(Dataset excerpts)

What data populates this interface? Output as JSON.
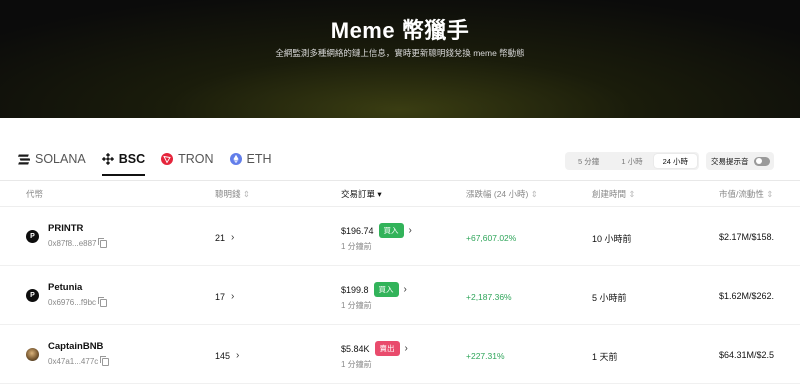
{
  "hero": {
    "title": "Meme 幣獵手",
    "subtitle": "全網監測多種網絡的鏈上信息，實時更新聰明錢兌換 meme 幣動態"
  },
  "chains": [
    {
      "label": "SOLANA",
      "icon": "solana-icon",
      "active": false
    },
    {
      "label": "BSC",
      "icon": "bsc-icon",
      "active": true
    },
    {
      "label": "TRON",
      "icon": "tron-icon",
      "active": false
    },
    {
      "label": "ETH",
      "icon": "eth-icon",
      "active": false
    }
  ],
  "timeframes": [
    {
      "label": "5 分鐘",
      "active": false
    },
    {
      "label": "1 小時",
      "active": false
    },
    {
      "label": "24 小時",
      "active": true
    }
  ],
  "alert": {
    "label": "交易提示音",
    "enabled": false
  },
  "columns": {
    "token": "代幣",
    "smart_money": "聰明錢",
    "trades": "交易訂單",
    "change": "漲跌幅 (24 小時)",
    "created": "創建時間",
    "mcap": "市值/流動性"
  },
  "rows": [
    {
      "icon_letter": "P",
      "name": "PRINTR",
      "address": "0x87f8...e887",
      "smart_money": "21",
      "price": "$196.74",
      "side": "買入",
      "side_type": "buy",
      "time": "1 分鐘前",
      "change": "+67,607.02%",
      "created": "10 小時前",
      "mcap": "$2.17M/$158."
    },
    {
      "icon_letter": "P",
      "name": "Petunia",
      "address": "0x6976...f9bc",
      "smart_money": "17",
      "price": "$199.8",
      "side": "買入",
      "side_type": "buy",
      "time": "1 分鐘前",
      "change": "+2,187.36%",
      "created": "5 小時前",
      "mcap": "$1.62M/$262."
    },
    {
      "icon_letter": "",
      "name": "CaptainBNB",
      "address": "0x47a1...477c",
      "smart_money": "145",
      "price": "$5.84K",
      "side": "賣出",
      "side_type": "sell",
      "time": "1 分鐘前",
      "change": "+227.31%",
      "created": "1 天前",
      "mcap": "$64.31M/$2.5"
    }
  ],
  "colors": {
    "buy": "#32b35a",
    "sell": "#e94b6c",
    "positive": "#2fa55a",
    "bsc": "#f0b90b",
    "tron": "#e5243b",
    "eth": "#627eea"
  }
}
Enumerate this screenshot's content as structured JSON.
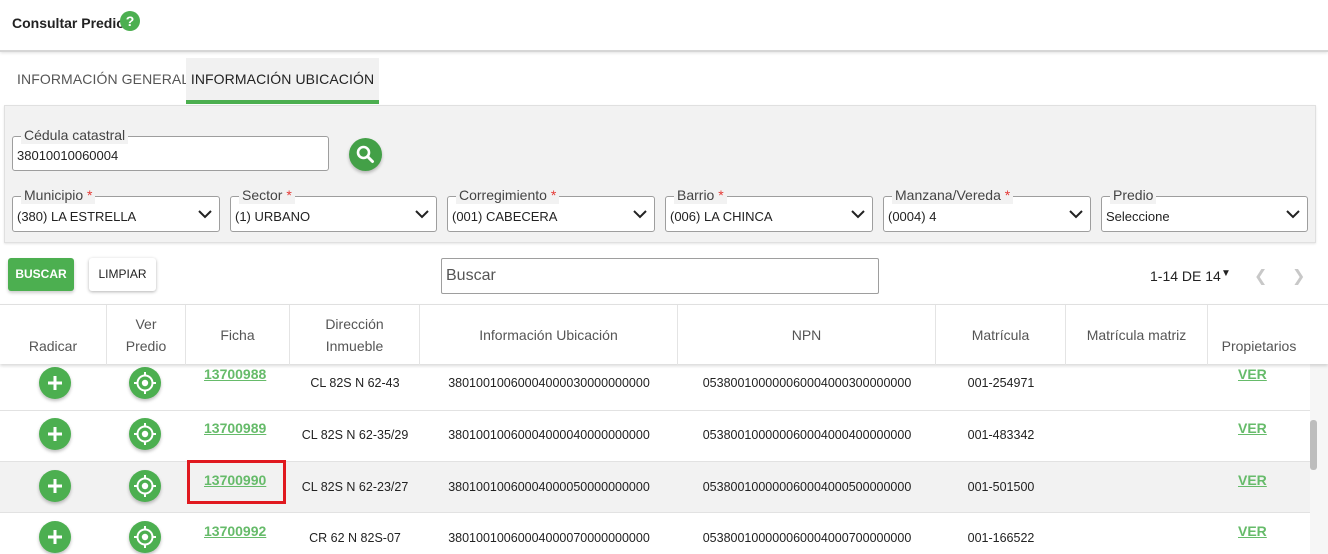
{
  "header": {
    "title": "Consultar Predio",
    "help_glyph": "?"
  },
  "tabs": [
    {
      "label": "INFORMACIÓN GENERAL",
      "active": false
    },
    {
      "label": "INFORMACIÓN UBICACIÓN",
      "active": true
    }
  ],
  "filters": {
    "cedula": {
      "label": "Cédula catastral",
      "value": "38010010060004"
    },
    "municipio": {
      "label": "Municipio",
      "required": "*",
      "value": "(380) LA ESTRELLA"
    },
    "sector": {
      "label": "Sector",
      "required": "*",
      "value": "(1) URBANO"
    },
    "corregimiento": {
      "label": "Corregimiento",
      "required": "*",
      "value": "(001) CABECERA"
    },
    "barrio": {
      "label": "Barrio",
      "required": "*",
      "value": "(006) LA CHINCA"
    },
    "manzana": {
      "label": "Manzana/Vereda",
      "required": "*",
      "value": "(0004) 4"
    },
    "predio": {
      "label": "Predio",
      "value": "Seleccione"
    }
  },
  "actions": {
    "buscar_label": "BUSCAR",
    "limpiar_label": "LIMPIAR",
    "search_placeholder": "Buscar"
  },
  "pagination": {
    "label": "1-14 DE 14"
  },
  "table": {
    "columns": {
      "radicar": "Radicar",
      "ver_predio_1": "Ver",
      "ver_predio_2": "Predio",
      "ficha": "Ficha",
      "direccion_1": "Dirección",
      "direccion_2": "Inmueble",
      "info_ubicacion": "Información Ubicación",
      "npn": "NPN",
      "matricula": "Matrícula",
      "matricula_matriz": "Matrícula matriz",
      "propietarios": "Propietarios"
    },
    "rows": [
      {
        "ficha": "13700988",
        "direccion": "CL 82S N 62-43",
        "info": "38010010060004000030000000000",
        "npn": "053800100000060004000300000000",
        "matricula": "001-254971",
        "matricula_matriz": "",
        "propietarios": "VER"
      },
      {
        "ficha": "13700989",
        "direccion": "CL 82S N 62-35/29",
        "info": "38010010060004000040000000000",
        "npn": "053800100000060004000400000000",
        "matricula": "001-483342",
        "matricula_matriz": "",
        "propietarios": "VER"
      },
      {
        "ficha": "13700990",
        "direccion": "CL 82S N 62-23/27",
        "info": "38010010060004000050000000000",
        "npn": "053800100000060004000500000000",
        "matricula": "001-501500",
        "matricula_matriz": "",
        "propietarios": "VER"
      },
      {
        "ficha": "13700992",
        "direccion": "CR 62 N 82S-07",
        "info": "38010010060004000070000000000",
        "npn": "053800100000060004000700000000",
        "matricula": "001-166522",
        "matricula_matriz": "",
        "propietarios": "VER"
      }
    ]
  },
  "colors": {
    "accent_green": "#4caf50",
    "link_green": "#66bb6a",
    "highlight_red": "#e0191f",
    "required_red": "#e53935"
  }
}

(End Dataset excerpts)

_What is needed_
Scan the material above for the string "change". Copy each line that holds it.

_Solution to the problem_
    "change": "漲跌幅 (24 小時)",
      "change": "+67,607.02%",
      "change": "+2,187.36%",
      "change": "+227.31%",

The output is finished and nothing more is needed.